# About this exercise:
Extract the listing below in full, unchanged.
-- Records supplied follows --
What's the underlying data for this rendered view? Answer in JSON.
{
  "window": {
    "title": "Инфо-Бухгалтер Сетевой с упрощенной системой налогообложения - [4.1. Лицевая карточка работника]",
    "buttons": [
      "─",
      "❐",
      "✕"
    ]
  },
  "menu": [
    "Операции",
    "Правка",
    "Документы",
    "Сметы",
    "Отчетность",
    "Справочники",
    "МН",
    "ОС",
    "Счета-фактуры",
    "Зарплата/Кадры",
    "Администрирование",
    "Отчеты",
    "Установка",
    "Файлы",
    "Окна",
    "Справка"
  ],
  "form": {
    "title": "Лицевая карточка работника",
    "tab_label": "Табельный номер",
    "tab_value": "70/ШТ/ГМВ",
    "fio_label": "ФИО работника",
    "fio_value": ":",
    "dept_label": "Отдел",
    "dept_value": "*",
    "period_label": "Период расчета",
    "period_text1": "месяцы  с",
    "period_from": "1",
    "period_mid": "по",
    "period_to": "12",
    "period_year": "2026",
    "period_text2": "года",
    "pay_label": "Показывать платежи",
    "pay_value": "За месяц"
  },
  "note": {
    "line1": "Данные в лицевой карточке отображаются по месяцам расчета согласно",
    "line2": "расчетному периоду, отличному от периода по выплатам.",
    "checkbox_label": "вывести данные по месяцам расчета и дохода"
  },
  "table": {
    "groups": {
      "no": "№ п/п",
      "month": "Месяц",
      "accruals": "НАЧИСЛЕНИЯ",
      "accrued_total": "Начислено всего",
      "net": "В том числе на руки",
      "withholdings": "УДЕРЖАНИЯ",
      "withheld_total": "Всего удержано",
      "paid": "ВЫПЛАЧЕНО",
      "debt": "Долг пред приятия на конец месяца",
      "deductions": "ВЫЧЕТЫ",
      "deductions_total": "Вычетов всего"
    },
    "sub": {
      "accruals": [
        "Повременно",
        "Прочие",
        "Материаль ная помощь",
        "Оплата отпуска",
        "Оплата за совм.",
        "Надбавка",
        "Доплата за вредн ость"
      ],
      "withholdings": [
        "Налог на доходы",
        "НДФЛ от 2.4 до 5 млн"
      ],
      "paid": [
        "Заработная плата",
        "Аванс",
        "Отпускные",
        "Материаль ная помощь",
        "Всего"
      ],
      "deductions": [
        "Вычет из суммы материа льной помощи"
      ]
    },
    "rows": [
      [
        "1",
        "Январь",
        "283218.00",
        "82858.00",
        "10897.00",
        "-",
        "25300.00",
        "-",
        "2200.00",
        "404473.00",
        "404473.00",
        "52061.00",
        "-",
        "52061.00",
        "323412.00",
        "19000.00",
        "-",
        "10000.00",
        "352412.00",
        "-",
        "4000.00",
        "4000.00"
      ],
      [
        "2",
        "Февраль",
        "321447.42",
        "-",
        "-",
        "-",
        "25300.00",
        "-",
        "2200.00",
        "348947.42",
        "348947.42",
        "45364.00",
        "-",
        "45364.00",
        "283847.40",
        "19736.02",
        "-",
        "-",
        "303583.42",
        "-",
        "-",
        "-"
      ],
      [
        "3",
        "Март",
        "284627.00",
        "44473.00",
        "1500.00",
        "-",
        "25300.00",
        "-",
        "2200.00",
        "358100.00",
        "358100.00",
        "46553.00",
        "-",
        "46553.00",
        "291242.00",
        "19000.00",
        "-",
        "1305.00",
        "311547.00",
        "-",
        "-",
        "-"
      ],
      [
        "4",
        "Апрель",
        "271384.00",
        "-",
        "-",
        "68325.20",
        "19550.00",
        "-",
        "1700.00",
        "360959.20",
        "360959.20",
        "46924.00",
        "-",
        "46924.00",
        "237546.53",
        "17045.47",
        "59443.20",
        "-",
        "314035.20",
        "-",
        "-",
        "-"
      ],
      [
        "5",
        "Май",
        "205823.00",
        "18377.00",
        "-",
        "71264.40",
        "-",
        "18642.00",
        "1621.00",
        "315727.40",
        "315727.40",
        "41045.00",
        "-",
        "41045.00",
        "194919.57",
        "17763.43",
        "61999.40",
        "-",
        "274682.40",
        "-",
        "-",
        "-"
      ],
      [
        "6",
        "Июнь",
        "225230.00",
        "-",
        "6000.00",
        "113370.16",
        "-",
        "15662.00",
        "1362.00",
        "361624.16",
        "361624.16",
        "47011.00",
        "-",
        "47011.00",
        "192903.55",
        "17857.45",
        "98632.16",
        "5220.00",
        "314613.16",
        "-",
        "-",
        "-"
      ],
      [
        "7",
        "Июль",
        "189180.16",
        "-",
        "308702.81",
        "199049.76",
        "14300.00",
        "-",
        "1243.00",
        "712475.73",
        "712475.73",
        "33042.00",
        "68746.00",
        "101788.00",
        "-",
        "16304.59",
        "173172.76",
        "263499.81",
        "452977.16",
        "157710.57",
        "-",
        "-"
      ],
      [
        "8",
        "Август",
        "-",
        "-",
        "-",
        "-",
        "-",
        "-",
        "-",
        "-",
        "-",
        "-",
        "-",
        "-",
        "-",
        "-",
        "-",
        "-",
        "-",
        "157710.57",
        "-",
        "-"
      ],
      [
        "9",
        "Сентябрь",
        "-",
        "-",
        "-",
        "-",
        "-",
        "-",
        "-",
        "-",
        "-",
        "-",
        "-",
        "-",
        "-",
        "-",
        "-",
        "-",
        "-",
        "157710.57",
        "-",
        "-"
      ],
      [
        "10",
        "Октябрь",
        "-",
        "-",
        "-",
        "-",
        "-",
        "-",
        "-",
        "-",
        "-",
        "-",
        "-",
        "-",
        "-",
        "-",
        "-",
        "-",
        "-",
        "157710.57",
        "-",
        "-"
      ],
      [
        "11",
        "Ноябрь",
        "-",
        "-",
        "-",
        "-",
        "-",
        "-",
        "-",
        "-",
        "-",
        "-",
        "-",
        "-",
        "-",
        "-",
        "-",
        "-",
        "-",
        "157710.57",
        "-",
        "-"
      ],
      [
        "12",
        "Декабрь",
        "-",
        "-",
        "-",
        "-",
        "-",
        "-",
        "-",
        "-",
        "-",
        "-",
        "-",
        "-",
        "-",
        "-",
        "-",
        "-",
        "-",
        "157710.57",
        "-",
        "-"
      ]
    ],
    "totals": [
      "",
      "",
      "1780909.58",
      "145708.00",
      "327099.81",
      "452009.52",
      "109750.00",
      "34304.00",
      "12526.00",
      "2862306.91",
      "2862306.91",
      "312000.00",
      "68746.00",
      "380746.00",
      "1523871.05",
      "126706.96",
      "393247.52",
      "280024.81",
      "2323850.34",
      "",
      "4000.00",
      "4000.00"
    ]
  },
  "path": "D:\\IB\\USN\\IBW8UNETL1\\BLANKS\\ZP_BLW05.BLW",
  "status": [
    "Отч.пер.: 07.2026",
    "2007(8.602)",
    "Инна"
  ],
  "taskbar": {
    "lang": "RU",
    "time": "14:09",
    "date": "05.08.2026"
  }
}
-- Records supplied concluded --
# Task answer:
What's the underlying data for this rendered view? Answer in JSON.
{
  "window": {
    "title": "Инфо-Бухгалтер Сетевой с упрощенной системой налогообложения - [4.1. Лицевая карточка работника]",
    "buttons": [
      "─",
      "❐",
      "✕"
    ]
  },
  "menu": [
    "Операции",
    "Правка",
    "Документы",
    "Сметы",
    "Отчетность",
    "Справочники",
    "МН",
    "ОС",
    "Счета-фактуры",
    "Зарплата/Кадры",
    "Администрирование",
    "Отчеты",
    "Установка",
    "Файлы",
    "Окна",
    "Справка"
  ],
  "form": {
    "title": "Лицевая карточка работника",
    "tab_label": "Табельный номер",
    "tab_value": "70/ШТ/ГМВ",
    "fio_label": "ФИО работника",
    "fio_value": ":",
    "dept_label": "Отдел",
    "dept_value": "*",
    "period_label": "Период расчета",
    "period_text1": "месяцы  с",
    "period_from": "1",
    "period_mid": "по",
    "period_to": "12",
    "period_year": "2026",
    "period_text2": "года",
    "pay_label": "Показывать платежи",
    "pay_value": "За месяц"
  },
  "note": {
    "line1": "Данные в лицевой карточке отображаются по месяцам расчета согласно",
    "line2": "расчетному периоду, отличному от периода по выплатам.",
    "checkbox_label": "вывести данные по месяцам расчета и дохода"
  },
  "table": {
    "groups": {
      "no": "№ п/п",
      "month": "Месяц",
      "accruals": "НАЧИСЛЕНИЯ",
      "accrued_total": "Начислено всего",
      "net": "В том числе на руки",
      "withholdings": "УДЕРЖАНИЯ",
      "withheld_total": "Всего удержано",
      "paid": "ВЫПЛАЧЕНО",
      "debt": "Долг пред приятия на конец месяца",
      "deductions": "ВЫЧЕТЫ",
      "deductions_total": "Вычетов всего"
    },
    "sub": {
      "accruals": [
        "Повременно",
        "Прочие",
        "Материаль ная помощь",
        "Оплата отпуска",
        "Оплата за совм.",
        "Надбавка",
        "Доплата за вредн ость"
      ],
      "withholdings": [
        "Налог на доходы",
        "НДФЛ от 2.4 до 5 млн"
      ],
      "paid": [
        "Заработная плата",
        "Аванс",
        "Отпускные",
        "Материаль ная помощь",
        "Всего"
      ],
      "deductions": [
        "Вычет из суммы материа льной помощи"
      ]
    },
    "rows": [
      [
        "1",
        "Январь",
        "283218.00",
        "82858.00",
        "10897.00",
        "-",
        "25300.00",
        "-",
        "2200.00",
        "404473.00",
        "404473.00",
        "52061.00",
        "-",
        "52061.00",
        "323412.00",
        "19000.00",
        "-",
        "10000.00",
        "352412.00",
        "-",
        "4000.00",
        "4000.00"
      ],
      [
        "2",
        "Февраль",
        "321447.42",
        "-",
        "-",
        "-",
        "25300.00",
        "-",
        "2200.00",
        "348947.42",
        "348947.42",
        "45364.00",
        "-",
        "45364.00",
        "283847.40",
        "19736.02",
        "-",
        "-",
        "303583.42",
        "-",
        "-",
        "-"
      ],
      [
        "3",
        "Март",
        "284627.00",
        "44473.00",
        "1500.00",
        "-",
        "25300.00",
        "-",
        "2200.00",
        "358100.00",
        "358100.00",
        "46553.00",
        "-",
        "46553.00",
        "291242.00",
        "19000.00",
        "-",
        "1305.00",
        "311547.00",
        "-",
        "-",
        "-"
      ],
      [
        "4",
        "Апрель",
        "271384.00",
        "-",
        "-",
        "68325.20",
        "19550.00",
        "-",
        "1700.00",
        "360959.20",
        "360959.20",
        "46924.00",
        "-",
        "46924.00",
        "237546.53",
        "17045.47",
        "59443.20",
        "-",
        "314035.20",
        "-",
        "-",
        "-"
      ],
      [
        "5",
        "Май",
        "205823.00",
        "18377.00",
        "-",
        "71264.40",
        "-",
        "18642.00",
        "1621.00",
        "315727.40",
        "315727.40",
        "41045.00",
        "-",
        "41045.00",
        "194919.57",
        "17763.43",
        "61999.40",
        "-",
        "274682.40",
        "-",
        "-",
        "-"
      ],
      [
        "6",
        "Июнь",
        "225230.00",
        "-",
        "6000.00",
        "113370.16",
        "-",
        "15662.00",
        "1362.00",
        "361624.16",
        "361624.16",
        "47011.00",
        "-",
        "47011.00",
        "192903.55",
        "17857.45",
        "98632.16",
        "5220.00",
        "314613.16",
        "-",
        "-",
        "-"
      ],
      [
        "7",
        "Июль",
        "189180.16",
        "-",
        "308702.81",
        "199049.76",
        "14300.00",
        "-",
        "1243.00",
        "712475.73",
        "712475.73",
        "33042.00",
        "68746.00",
        "101788.00",
        "-",
        "16304.59",
        "173172.76",
        "263499.81",
        "452977.16",
        "157710.57",
        "-",
        "-"
      ],
      [
        "8",
        "Август",
        "-",
        "-",
        "-",
        "-",
        "-",
        "-",
        "-",
        "-",
        "-",
        "-",
        "-",
        "-",
        "-",
        "-",
        "-",
        "-",
        "-",
        "157710.57",
        "-",
        "-"
      ],
      [
        "9",
        "Сентябрь",
        "-",
        "-",
        "-",
        "-",
        "-",
        "-",
        "-",
        "-",
        "-",
        "-",
        "-",
        "-",
        "-",
        "-",
        "-",
        "-",
        "-",
        "157710.57",
        "-",
        "-"
      ],
      [
        "10",
        "Октябрь",
        "-",
        "-",
        "-",
        "-",
        "-",
        "-",
        "-",
        "-",
        "-",
        "-",
        "-",
        "-",
        "-",
        "-",
        "-",
        "-",
        "-",
        "157710.57",
        "-",
        "-"
      ],
      [
        "11",
        "Ноябрь",
        "-",
        "-",
        "-",
        "-",
        "-",
        "-",
        "-",
        "-",
        "-",
        "-",
        "-",
        "-",
        "-",
        "-",
        "-",
        "-",
        "-",
        "157710.57",
        "-",
        "-"
      ],
      [
        "12",
        "Декабрь",
        "-",
        "-",
        "-",
        "-",
        "-",
        "-",
        "-",
        "-",
        "-",
        "-",
        "-",
        "-",
        "-",
        "-",
        "-",
        "-",
        "-",
        "157710.57",
        "-",
        "-"
      ]
    ],
    "totals": [
      "",
      "",
      "1780909.58",
      "145708.00",
      "327099.81",
      "452009.52",
      "109750.00",
      "34304.00",
      "12526.00",
      "2862306.91",
      "2862306.91",
      "312000.00",
      "68746.00",
      "380746.00",
      "1523871.05",
      "126706.96",
      "393247.52",
      "280024.81",
      "2323850.34",
      "",
      "4000.00",
      "4000.00"
    ]
  },
  "path": "D:\\IB\\USN\\IBW8UNETL1\\BLANKS\\ZP_BLW05.BLW",
  "status": [
    "Отч.пер.: 07.2026",
    "2007(8.602)",
    "Инна"
  ],
  "taskbar": {
    "lang": "RU",
    "time": "14:09",
    "date": "05.08.2026"
  }
}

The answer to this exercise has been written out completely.